**Your objective:** Keep the text of the data exactly as it is and omit each picture from the copy.

**Data excerpts:**
--------------------

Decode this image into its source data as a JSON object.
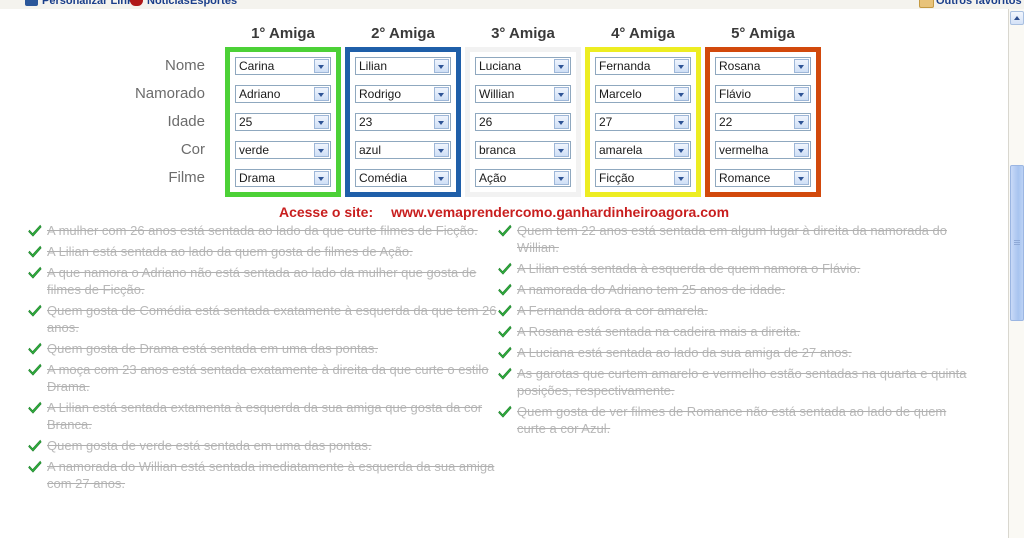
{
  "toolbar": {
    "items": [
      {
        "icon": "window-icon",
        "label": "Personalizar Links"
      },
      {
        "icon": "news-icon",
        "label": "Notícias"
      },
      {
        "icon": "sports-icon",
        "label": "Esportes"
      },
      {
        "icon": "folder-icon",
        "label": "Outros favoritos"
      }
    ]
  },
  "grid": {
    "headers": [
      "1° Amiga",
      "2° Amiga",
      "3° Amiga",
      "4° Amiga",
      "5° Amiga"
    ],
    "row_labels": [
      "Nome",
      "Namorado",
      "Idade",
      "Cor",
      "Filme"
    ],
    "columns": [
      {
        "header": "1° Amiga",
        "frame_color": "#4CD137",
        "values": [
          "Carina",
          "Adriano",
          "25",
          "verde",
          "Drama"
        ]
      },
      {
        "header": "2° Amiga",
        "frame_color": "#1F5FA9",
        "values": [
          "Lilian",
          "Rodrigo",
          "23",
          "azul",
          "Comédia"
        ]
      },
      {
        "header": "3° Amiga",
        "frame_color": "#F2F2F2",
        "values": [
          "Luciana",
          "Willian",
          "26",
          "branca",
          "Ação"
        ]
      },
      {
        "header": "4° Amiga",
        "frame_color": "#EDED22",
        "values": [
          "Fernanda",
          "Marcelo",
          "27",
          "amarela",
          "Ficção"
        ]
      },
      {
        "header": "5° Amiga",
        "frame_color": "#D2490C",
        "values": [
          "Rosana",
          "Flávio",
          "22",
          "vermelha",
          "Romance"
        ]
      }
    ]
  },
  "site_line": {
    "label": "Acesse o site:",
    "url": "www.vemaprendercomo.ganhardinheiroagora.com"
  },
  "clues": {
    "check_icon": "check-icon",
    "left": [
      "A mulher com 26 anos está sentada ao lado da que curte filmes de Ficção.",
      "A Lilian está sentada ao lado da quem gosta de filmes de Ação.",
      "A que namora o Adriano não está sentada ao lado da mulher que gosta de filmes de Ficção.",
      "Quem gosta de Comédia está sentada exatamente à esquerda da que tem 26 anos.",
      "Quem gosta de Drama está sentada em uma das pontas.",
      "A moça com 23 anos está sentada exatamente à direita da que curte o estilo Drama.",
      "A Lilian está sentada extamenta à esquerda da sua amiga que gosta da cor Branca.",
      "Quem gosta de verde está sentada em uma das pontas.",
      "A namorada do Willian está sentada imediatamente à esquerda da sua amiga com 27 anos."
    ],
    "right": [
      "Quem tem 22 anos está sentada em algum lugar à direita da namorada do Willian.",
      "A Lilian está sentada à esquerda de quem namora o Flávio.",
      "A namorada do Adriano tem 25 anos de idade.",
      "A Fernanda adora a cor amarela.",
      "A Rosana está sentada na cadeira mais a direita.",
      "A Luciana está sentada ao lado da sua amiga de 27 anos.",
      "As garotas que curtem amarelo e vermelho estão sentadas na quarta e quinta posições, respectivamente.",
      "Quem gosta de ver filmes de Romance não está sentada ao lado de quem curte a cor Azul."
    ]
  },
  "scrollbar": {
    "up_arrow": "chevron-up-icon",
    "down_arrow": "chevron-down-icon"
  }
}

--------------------

**Completed exercise:**
Decode this image into its source data as a JSON object.
{
  "toolbar": {
    "items": [
      {
        "icon": "window-icon",
        "label": "Personalizar Links"
      },
      {
        "icon": "news-icon",
        "label": "Notícias"
      },
      {
        "icon": "sports-icon",
        "label": "Esportes"
      },
      {
        "icon": "folder-icon",
        "label": "Outros favoritos"
      }
    ]
  },
  "grid": {
    "headers": [
      "1° Amiga",
      "2° Amiga",
      "3° Amiga",
      "4° Amiga",
      "5° Amiga"
    ],
    "row_labels": [
      "Nome",
      "Namorado",
      "Idade",
      "Cor",
      "Filme"
    ],
    "columns": [
      {
        "header": "1° Amiga",
        "frame_color": "#4CD137",
        "values": [
          "Carina",
          "Adriano",
          "25",
          "verde",
          "Drama"
        ]
      },
      {
        "header": "2° Amiga",
        "frame_color": "#1F5FA9",
        "values": [
          "Lilian",
          "Rodrigo",
          "23",
          "azul",
          "Comédia"
        ]
      },
      {
        "header": "3° Amiga",
        "frame_color": "#F2F2F2",
        "values": [
          "Luciana",
          "Willian",
          "26",
          "branca",
          "Ação"
        ]
      },
      {
        "header": "4° Amiga",
        "frame_color": "#EDED22",
        "values": [
          "Fernanda",
          "Marcelo",
          "27",
          "amarela",
          "Ficção"
        ]
      },
      {
        "header": "5° Amiga",
        "frame_color": "#D2490C",
        "values": [
          "Rosana",
          "Flávio",
          "22",
          "vermelha",
          "Romance"
        ]
      }
    ]
  },
  "site_line": {
    "label": "Acesse o site:",
    "url": "www.vemaprendercomo.ganhardinheiroagora.com"
  },
  "clues": {
    "check_icon": "check-icon",
    "left": [
      "A mulher com 26 anos está sentada ao lado da que curte filmes de Ficção.",
      "A Lilian está sentada ao lado da quem gosta de filmes de Ação.",
      "A que namora o Adriano não está sentada ao lado da mulher que gosta de filmes de Ficção.",
      "Quem gosta de Comédia está sentada exatamente à esquerda da que tem 26 anos.",
      "Quem gosta de Drama está sentada em uma das pontas.",
      "A moça com 23 anos está sentada exatamente à direita da que curte o estilo Drama.",
      "A Lilian está sentada extamenta à esquerda da sua amiga que gosta da cor Branca.",
      "Quem gosta de verde está sentada em uma das pontas.",
      "A namorada do Willian está sentada imediatamente à esquerda da sua amiga com 27 anos."
    ],
    "right": [
      "Quem tem 22 anos está sentada em algum lugar à direita da namorada do Willian.",
      "A Lilian está sentada à esquerda de quem namora o Flávio.",
      "A namorada do Adriano tem 25 anos de idade.",
      "A Fernanda adora a cor amarela.",
      "A Rosana está sentada na cadeira mais a direita.",
      "A Luciana está sentada ao lado da sua amiga de 27 anos.",
      "As garotas que curtem amarelo e vermelho estão sentadas na quarta e quinta posições, respectivamente.",
      "Quem gosta de ver filmes de Romance não está sentada ao lado de quem curte a cor Azul."
    ]
  },
  "scrollbar": {
    "up_arrow": "chevron-up-icon",
    "down_arrow": "chevron-down-icon"
  }
}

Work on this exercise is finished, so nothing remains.